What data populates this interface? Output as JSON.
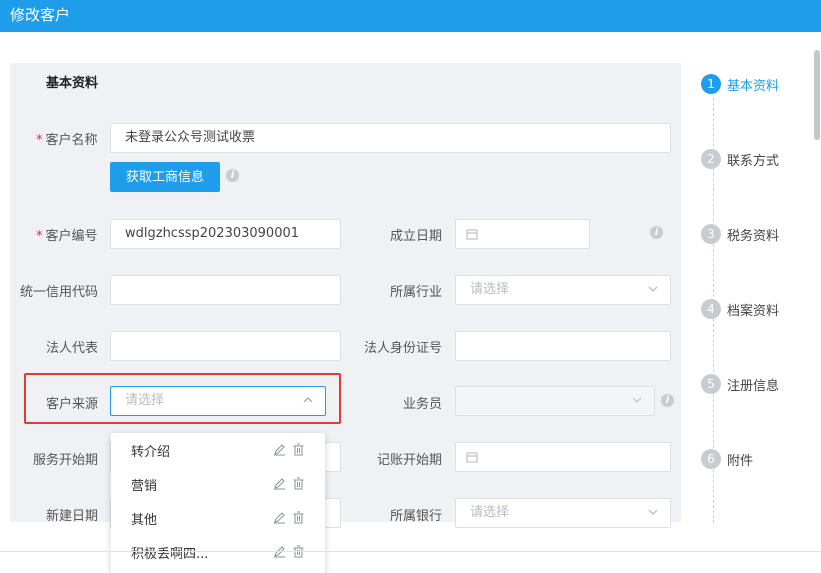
{
  "header": {
    "title": "修改客户"
  },
  "section": {
    "title": "基本资料"
  },
  "form": {
    "customer_name": {
      "label": "客户名称",
      "value": "未登录公众号测试收票"
    },
    "fetch_button": "获取工商信息",
    "customer_code": {
      "label": "客户编号",
      "value": "wdlgzhcssp202303090001"
    },
    "founded_date": {
      "label": "成立日期"
    },
    "credit_code": {
      "label": "统一信用代码"
    },
    "industry": {
      "label": "所属行业",
      "placeholder": "请选择"
    },
    "legal_rep": {
      "label": "法人代表"
    },
    "legal_id": {
      "label": "法人身份证号"
    },
    "source": {
      "label": "客户来源",
      "placeholder": "请选择"
    },
    "salesman": {
      "label": "业务员"
    },
    "service_start": {
      "label": "服务开始期"
    },
    "booking_start": {
      "label": "记账开始期"
    },
    "created_date": {
      "label": "新建日期"
    },
    "bank": {
      "label": "所属银行",
      "placeholder": "请选择"
    }
  },
  "source_dropdown": {
    "options": [
      "转介绍",
      "营销",
      "其他",
      "积极丢啊四..."
    ]
  },
  "steps": [
    {
      "num": "1",
      "label": "基本资料"
    },
    {
      "num": "2",
      "label": "联系方式"
    },
    {
      "num": "3",
      "label": "税务资料"
    },
    {
      "num": "4",
      "label": "档案资料"
    },
    {
      "num": "5",
      "label": "注册信息"
    },
    {
      "num": "6",
      "label": "附件"
    }
  ],
  "colors": {
    "accent": "#1e9eea",
    "highlight": "#e53935"
  },
  "icons": {
    "edit": "pencil-icon",
    "delete": "trash-icon",
    "date": "calendar-icon",
    "select": "chevron-down-icon",
    "info": "info-icon"
  }
}
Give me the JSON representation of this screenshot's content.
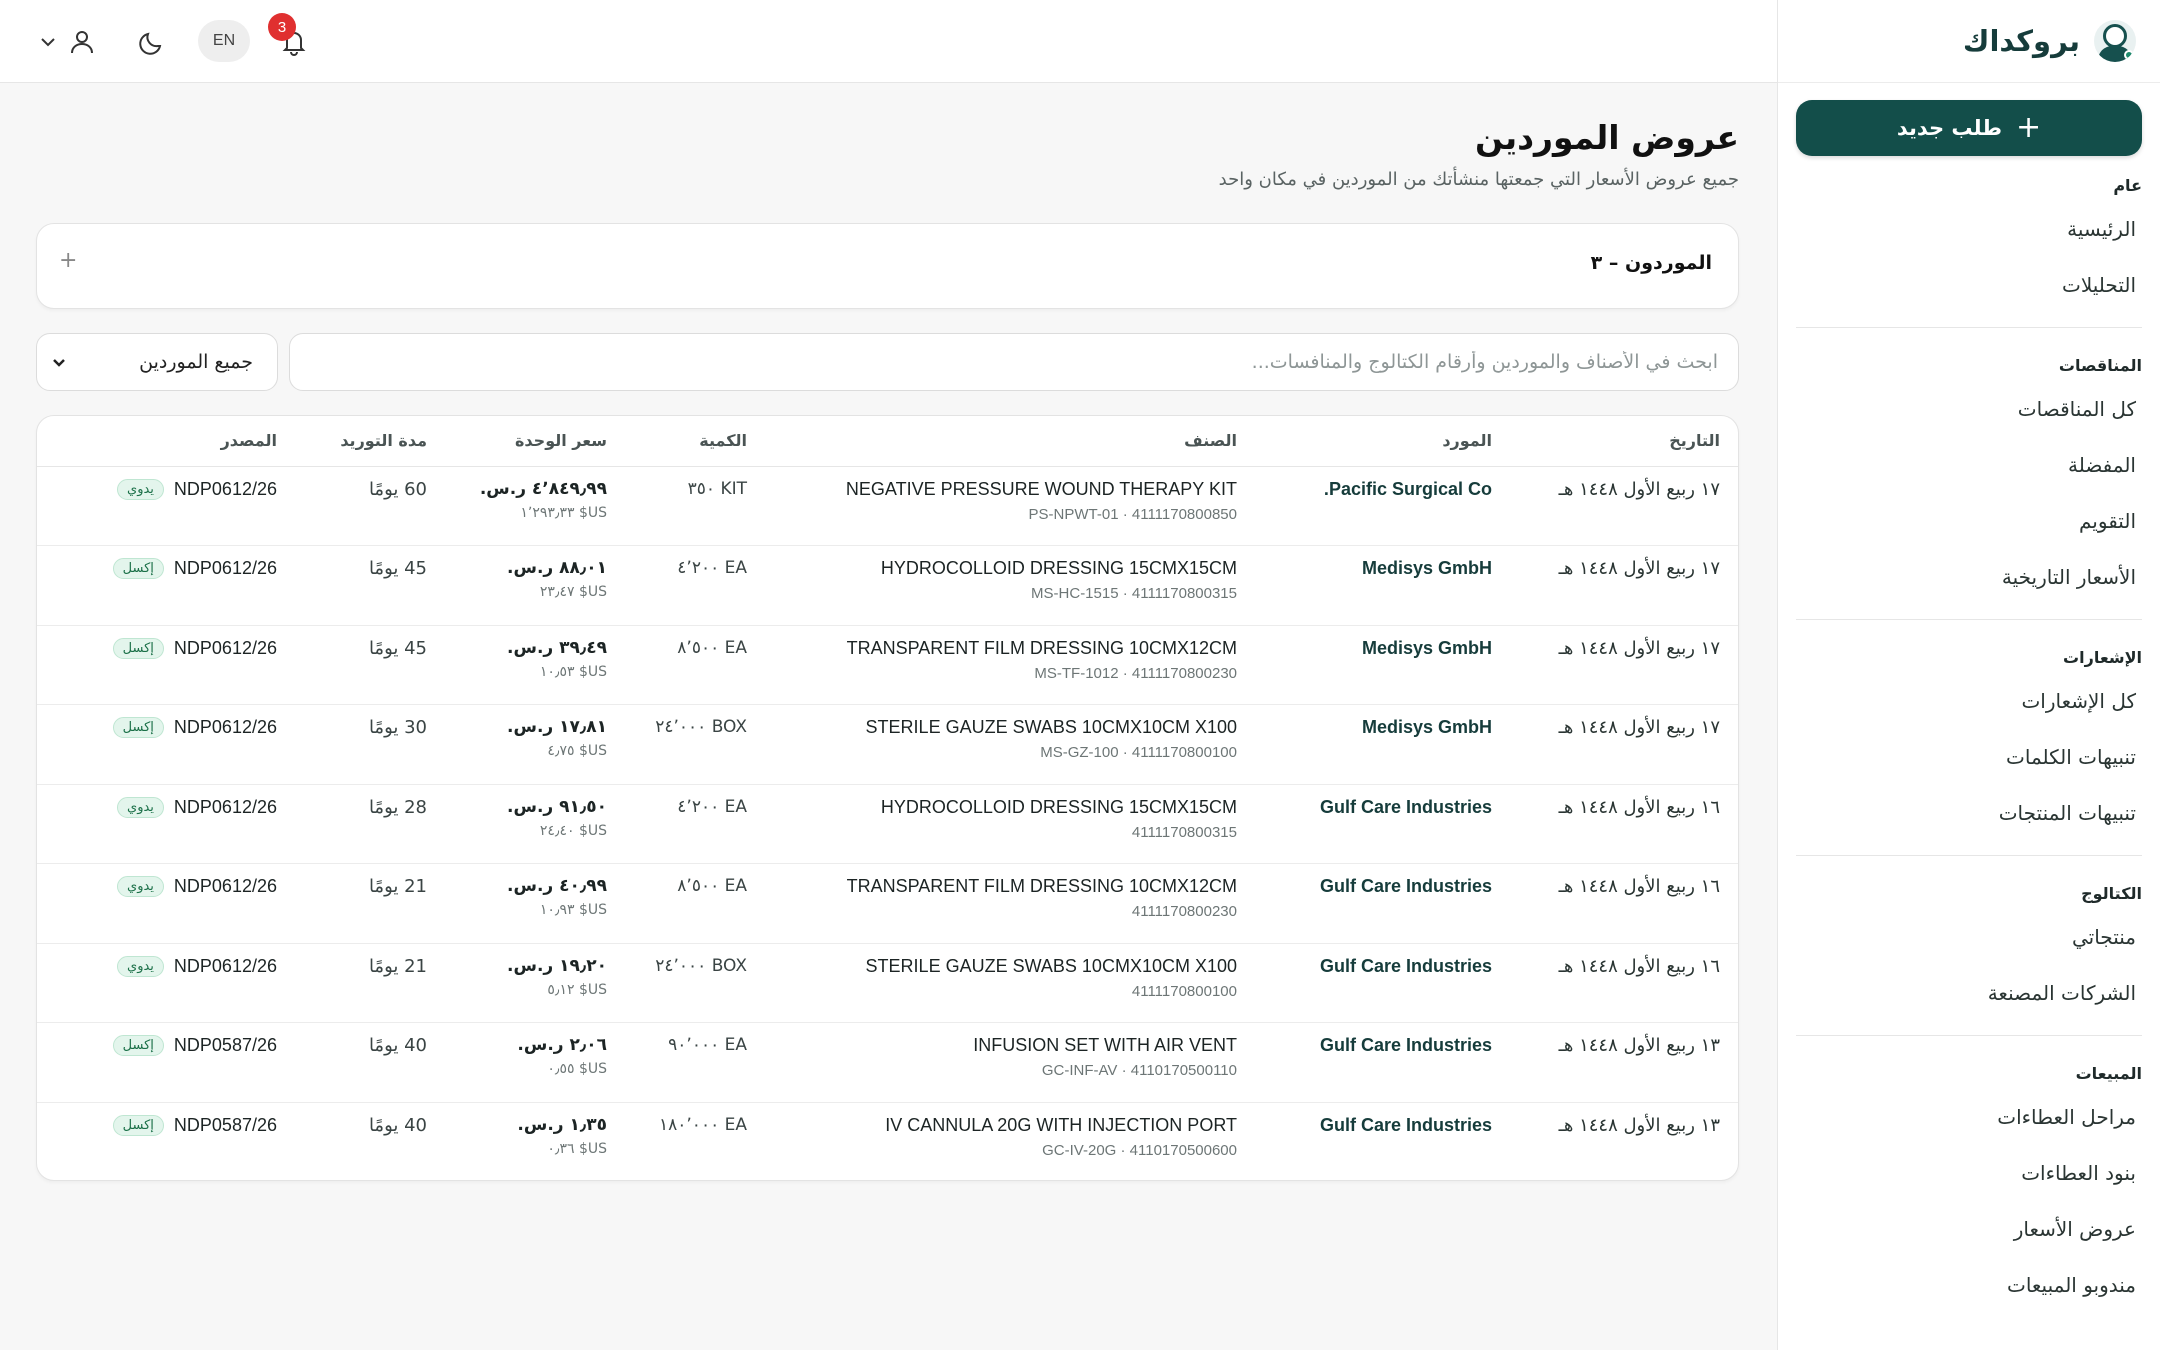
{
  "brand": {
    "name": "بروكداك"
  },
  "topbar": {
    "lang": "EN",
    "notifications": "3"
  },
  "sidebar": {
    "new_button": "طلب جديد",
    "sections": [
      {
        "title": "عام",
        "items": [
          "الرئيسية",
          "التحليلات"
        ]
      },
      {
        "title": "المناقصات",
        "items": [
          "كل المناقصات",
          "المفضلة",
          "التقويم",
          "الأسعار التاريخية"
        ]
      },
      {
        "title": "الإشعارات",
        "items": [
          "كل الإشعارات",
          "تنبيهات الكلمات",
          "تنبيهات المنتجات"
        ]
      },
      {
        "title": "الكتالوج",
        "items": [
          "منتجاتي",
          "الشركات المصنعة"
        ]
      },
      {
        "title": "المبيعات",
        "items": [
          "مراحل العطاءات",
          "بنود العطاءات",
          "عروض الأسعار",
          "مندوبو المبيعات"
        ]
      }
    ]
  },
  "page": {
    "title": "عروض الموردين",
    "subtitle": "جميع عروض الأسعار التي جمعتها منشأتك من الموردين في مكان واحد",
    "suppliers_label": "الموردون – ٣",
    "search_placeholder": "ابحث في الأصناف والموردين وأرقام الكتالوج والمنافسات...",
    "filter_value": "جميع الموردين"
  },
  "table": {
    "headers": {
      "date": "التاريخ",
      "supplier": "المورد",
      "item": "الصنف",
      "qty": "الكمية",
      "price": "سعر الوحدة",
      "lead": "مدة التوريد",
      "source": "المصدر"
    },
    "rows": [
      {
        "date": "١٧ ربيع الأول ١٤٤٨ هـ",
        "supplier": "Pacific Surgical Co.",
        "item": "NEGATIVE PRESSURE WOUND THERAPY KIT",
        "code": "PS-NPWT-01 · 4111170800850",
        "qty": "KIT ٣٥٠",
        "price": "٤٬٨٤٩٫٩٩ ر.س.",
        "price_usd": "US$ ١٬٢٩٣٫٣٣",
        "lead": "60 يومًا",
        "tag": "يدوي",
        "source": "NDP0612/26"
      },
      {
        "date": "١٧ ربيع الأول ١٤٤٨ هـ",
        "supplier": "Medisys GmbH",
        "item": "HYDROCOLLOID DRESSING 15CMX15CM",
        "code": "MS-HC-1515 · 4111170800315",
        "qty": "EA ٤٬٢٠٠",
        "price": "٨٨٫٠١ ر.س.",
        "price_usd": "US$ ٢٣٫٤٧",
        "lead": "45 يومًا",
        "tag": "إكسل",
        "source": "NDP0612/26"
      },
      {
        "date": "١٧ ربيع الأول ١٤٤٨ هـ",
        "supplier": "Medisys GmbH",
        "item": "TRANSPARENT FILM DRESSING 10CMX12CM",
        "code": "MS-TF-1012 · 4111170800230",
        "qty": "EA ٨٬٥٠٠",
        "price": "٣٩٫٤٩ ر.س.",
        "price_usd": "US$ ١٠٫٥٣",
        "lead": "45 يومًا",
        "tag": "إكسل",
        "source": "NDP0612/26"
      },
      {
        "date": "١٧ ربيع الأول ١٤٤٨ هـ",
        "supplier": "Medisys GmbH",
        "item": "STERILE GAUZE SWABS 10CMX10CM X100",
        "code": "MS-GZ-100 · 4111170800100",
        "qty": "BOX ٢٤٬٠٠٠",
        "price": "١٧٫٨١ ر.س.",
        "price_usd": "US$ ٤٫٧٥",
        "lead": "30 يومًا",
        "tag": "إكسل",
        "source": "NDP0612/26"
      },
      {
        "date": "١٦ ربيع الأول ١٤٤٨ هـ",
        "supplier": "Gulf Care Industries",
        "item": "HYDROCOLLOID DRESSING 15CMX15CM",
        "code": "4111170800315",
        "qty": "EA ٤٬٢٠٠",
        "price": "٩١٫٥٠ ر.س.",
        "price_usd": "US$ ٢٤٫٤٠",
        "lead": "28 يومًا",
        "tag": "يدوي",
        "source": "NDP0612/26"
      },
      {
        "date": "١٦ ربيع الأول ١٤٤٨ هـ",
        "supplier": "Gulf Care Industries",
        "item": "TRANSPARENT FILM DRESSING 10CMX12CM",
        "code": "4111170800230",
        "qty": "EA ٨٬٥٠٠",
        "price": "٤٠٫٩٩ ر.س.",
        "price_usd": "US$ ١٠٫٩٣",
        "lead": "21 يومًا",
        "tag": "يدوي",
        "source": "NDP0612/26"
      },
      {
        "date": "١٦ ربيع الأول ١٤٤٨ هـ",
        "supplier": "Gulf Care Industries",
        "item": "STERILE GAUZE SWABS 10CMX10CM X100",
        "code": "4111170800100",
        "qty": "BOX ٢٤٬٠٠٠",
        "price": "١٩٫٢٠ ر.س.",
        "price_usd": "US$ ٥٫١٢",
        "lead": "21 يومًا",
        "tag": "يدوي",
        "source": "NDP0612/26"
      },
      {
        "date": "١٣ ربيع الأول ١٤٤٨ هـ",
        "supplier": "Gulf Care Industries",
        "item": "INFUSION SET WITH AIR VENT",
        "code": "GC-INF-AV · 4110170500110",
        "qty": "EA ٩٠٬٠٠٠",
        "price": "٢٫٠٦ ر.س.",
        "price_usd": "US$ ٠٫٥٥",
        "lead": "40 يومًا",
        "tag": "إكسل",
        "source": "NDP0587/26"
      },
      {
        "date": "١٣ ربيع الأول ١٤٤٨ هـ",
        "supplier": "Gulf Care Industries",
        "item": "IV CANNULA 20G WITH INJECTION PORT",
        "code": "GC-IV-20G · 4110170500600",
        "qty": "EA ١٨٠٬٠٠٠",
        "price": "١٫٣٥ ر.س.",
        "price_usd": "US$ ٠٫٣٦",
        "lead": "40 يومًا",
        "tag": "إكسل",
        "source": "NDP0587/26"
      }
    ]
  },
  "colors": {
    "accent": "#134e4a",
    "badge": "#e03030",
    "tag_bg": "#e3f5ec",
    "tag_fg": "#1b7048"
  },
  "icons": [
    "bell-icon",
    "moon-icon",
    "user-icon",
    "chevron-down-icon",
    "plus-icon",
    "brand-logo"
  ]
}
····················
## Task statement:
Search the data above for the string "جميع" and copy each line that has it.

## Result of this task:
    "subtitle": "جميع عروض الأسعار التي جمعتها منشأتك من الموردين في مكان واحد",
    "filter_value": "جميع الموردين"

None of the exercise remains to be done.